FARMINGTON -- Parents have to serve as role models to get children to wear proper gear to protect themselves from serious injury or death while driving or riding on off-highway vehicles, officials say.
Children are involved in about one-third of all all-terrain vehicle deaths and emergency room visits associated with ATV accidents, said Chris Bateman, Davis County health injury-prevention coordinator.
Two fatal off-highway vehicle accidents in two weeks has state parks and recreation officials urging helmet use and education for everyone, especially youths.
A 15-year-old boy died following a snowmobile accident in Wasatch County, and an 11-year-old girl died in an ATV accident in Uintah County, said Hollie Brown, spokeswoman for Utah State Parks & Recreation, which issued the April 18 release urging helmet use.
The warning comes just before the arrival of warmer weather, signaling an increase in outdoor recreation activities throughout the state and the need for the public to protect themselves from injury.
But sadly, the state's two most recent deaths related to ATV/OHV use are not uncommon.
From 2007 to 2009, Utah saw 39 deaths, 1,408 hospitalizations and 10,232 emergency room visits because of ATV/OHV accidents, said Jenny Johnson, media and education coordinator for the Utah Department of Health violence and injury-prevention program.
And many of those injuries or deaths might have been preventable, said Dr. Val Rollins, an emergency room physician at Davis Hospital and Medical Center in Layton and Ogden Regional Medical Center.
"Head injuries are unfortunately common, and many of them are preventable with helmets," said Rollins, who adds bicyclists to that group of people needing to wear helmets.
While some accidents are unavoidable, state parks officials say equipment and education are powerful tools for preventing accidents.
Local law enforcement and health officials agree and say parents serving as role models would be beneficial in helping children wear proper safety equipment.
"What really needs to happen and what needs to be stressed is educating parents," Bateman said.
Many parents assume their child has been safe riding without proper equipment in the past and is safe riding without it now, Bateman said.
The key is for parents to not allow children to become comfortable riding bikes, ATVs and OHVs without wearing helmets and other protective gear.

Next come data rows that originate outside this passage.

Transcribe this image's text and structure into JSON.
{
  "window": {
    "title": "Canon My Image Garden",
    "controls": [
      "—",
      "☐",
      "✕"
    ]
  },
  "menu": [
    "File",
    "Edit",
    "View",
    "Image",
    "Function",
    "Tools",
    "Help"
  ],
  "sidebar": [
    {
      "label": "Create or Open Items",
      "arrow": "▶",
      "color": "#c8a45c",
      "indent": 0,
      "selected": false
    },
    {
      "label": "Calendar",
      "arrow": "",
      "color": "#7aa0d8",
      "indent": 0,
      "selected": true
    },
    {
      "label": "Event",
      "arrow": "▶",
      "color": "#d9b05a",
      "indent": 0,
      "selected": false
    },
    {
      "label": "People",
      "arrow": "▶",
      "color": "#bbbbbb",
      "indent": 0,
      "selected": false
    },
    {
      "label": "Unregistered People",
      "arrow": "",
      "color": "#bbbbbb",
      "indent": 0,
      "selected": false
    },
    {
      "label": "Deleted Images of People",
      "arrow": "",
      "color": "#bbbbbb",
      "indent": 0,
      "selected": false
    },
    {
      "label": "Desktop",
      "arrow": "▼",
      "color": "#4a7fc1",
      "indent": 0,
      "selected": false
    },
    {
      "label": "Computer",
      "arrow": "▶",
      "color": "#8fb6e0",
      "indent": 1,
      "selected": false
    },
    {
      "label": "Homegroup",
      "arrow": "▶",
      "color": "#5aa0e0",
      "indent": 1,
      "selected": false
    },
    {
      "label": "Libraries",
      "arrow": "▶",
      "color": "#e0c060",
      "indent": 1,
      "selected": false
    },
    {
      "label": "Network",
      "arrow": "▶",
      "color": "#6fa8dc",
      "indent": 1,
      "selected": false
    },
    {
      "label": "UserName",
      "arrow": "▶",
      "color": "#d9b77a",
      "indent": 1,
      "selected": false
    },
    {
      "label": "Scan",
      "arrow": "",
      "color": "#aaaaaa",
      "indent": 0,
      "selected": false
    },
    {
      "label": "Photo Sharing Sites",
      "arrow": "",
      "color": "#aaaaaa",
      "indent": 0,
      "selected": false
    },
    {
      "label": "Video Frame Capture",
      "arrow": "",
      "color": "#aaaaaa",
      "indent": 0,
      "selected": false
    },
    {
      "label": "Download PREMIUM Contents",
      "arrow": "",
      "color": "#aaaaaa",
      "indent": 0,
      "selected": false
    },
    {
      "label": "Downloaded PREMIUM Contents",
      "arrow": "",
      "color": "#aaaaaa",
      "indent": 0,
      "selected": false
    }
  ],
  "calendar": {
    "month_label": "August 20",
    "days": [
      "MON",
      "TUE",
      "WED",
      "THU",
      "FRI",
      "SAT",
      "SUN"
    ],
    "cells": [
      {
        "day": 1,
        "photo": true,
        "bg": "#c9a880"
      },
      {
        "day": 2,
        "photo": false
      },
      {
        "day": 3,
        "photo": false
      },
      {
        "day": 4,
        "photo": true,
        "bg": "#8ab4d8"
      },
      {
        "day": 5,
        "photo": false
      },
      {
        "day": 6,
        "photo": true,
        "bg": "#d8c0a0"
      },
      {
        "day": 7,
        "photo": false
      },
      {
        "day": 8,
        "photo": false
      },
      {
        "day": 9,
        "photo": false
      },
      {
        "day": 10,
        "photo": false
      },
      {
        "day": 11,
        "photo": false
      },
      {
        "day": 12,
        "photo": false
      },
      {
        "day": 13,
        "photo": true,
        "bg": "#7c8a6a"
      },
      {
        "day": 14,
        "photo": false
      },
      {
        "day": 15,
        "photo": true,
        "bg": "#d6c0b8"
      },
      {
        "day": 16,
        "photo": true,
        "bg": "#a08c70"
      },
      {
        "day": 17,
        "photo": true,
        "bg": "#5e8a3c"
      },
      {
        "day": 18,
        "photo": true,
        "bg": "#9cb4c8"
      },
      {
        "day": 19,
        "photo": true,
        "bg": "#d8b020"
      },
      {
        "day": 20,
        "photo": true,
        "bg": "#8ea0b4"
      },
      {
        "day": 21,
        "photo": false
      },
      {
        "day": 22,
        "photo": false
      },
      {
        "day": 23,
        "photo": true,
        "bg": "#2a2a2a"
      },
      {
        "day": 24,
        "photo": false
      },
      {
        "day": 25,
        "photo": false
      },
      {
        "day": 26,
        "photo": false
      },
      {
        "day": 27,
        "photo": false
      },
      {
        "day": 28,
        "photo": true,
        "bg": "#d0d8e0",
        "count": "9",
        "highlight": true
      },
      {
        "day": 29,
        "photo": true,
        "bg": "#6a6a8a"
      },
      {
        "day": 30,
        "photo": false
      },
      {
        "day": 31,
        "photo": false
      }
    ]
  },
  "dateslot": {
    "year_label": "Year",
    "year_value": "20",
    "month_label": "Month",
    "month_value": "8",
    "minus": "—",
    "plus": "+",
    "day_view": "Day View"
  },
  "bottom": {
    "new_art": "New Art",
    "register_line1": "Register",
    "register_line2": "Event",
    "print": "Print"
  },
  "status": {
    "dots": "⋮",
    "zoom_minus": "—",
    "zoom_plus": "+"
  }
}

"In addition, parents can set a good example by wearing protective gear while on ATVs. Parents need to (serve as a) role model. That is part of the big equation there," Bateman said.
Most ATV fatalities occur when a child is driving or riding on an adult-sized ATV, Bateman said.
"It is important for children to be on (child-sized) ATVs," he said.
Davis County Sheriff's Paramedic Sgt. Susan Poulsen, who responded to an ATV adult fatality a few years ago, said Utah law requires anyone under 18 years old to wear a helmet while driving or riding on an ATV or any off-road vehicle.
"These are avoidable fatalities. With helmets, chances of survival (of ATV drivers and passengers) are greatly increased," she said.
"The public wants to go out and not think about putting on a helmet because our thought process is, 'Nothing is going to happen.' That is why they are called accidents."
Bones break and heal, Poulsen said, but if someone breaks their skull, the injury may never heal.
However, Rollins said, the public is making progress when it comes to helmet use.
"Helmets were not thought of as much a couple of decades ago. I think there has been a lot of good education over the years," said Rollins, adding he frequently sees skiers wearing helmets, which is good.
"But unfortunately, it takes episodes like (the two fatalities) to raise awareness."
Utah law requires ATV/OHV riders under age 18 to wear a properly sized, fitted and fastened Department of Transportation-approved helmet at all times while riding on public lands, said Utah State Parks OHV Program Manager Chris Haller, though it is recommended everyone wear a helmet while riding.
Riders ages 8 to 15 must also complete an OHV education course available online at stateparks.utah.gov/ohv.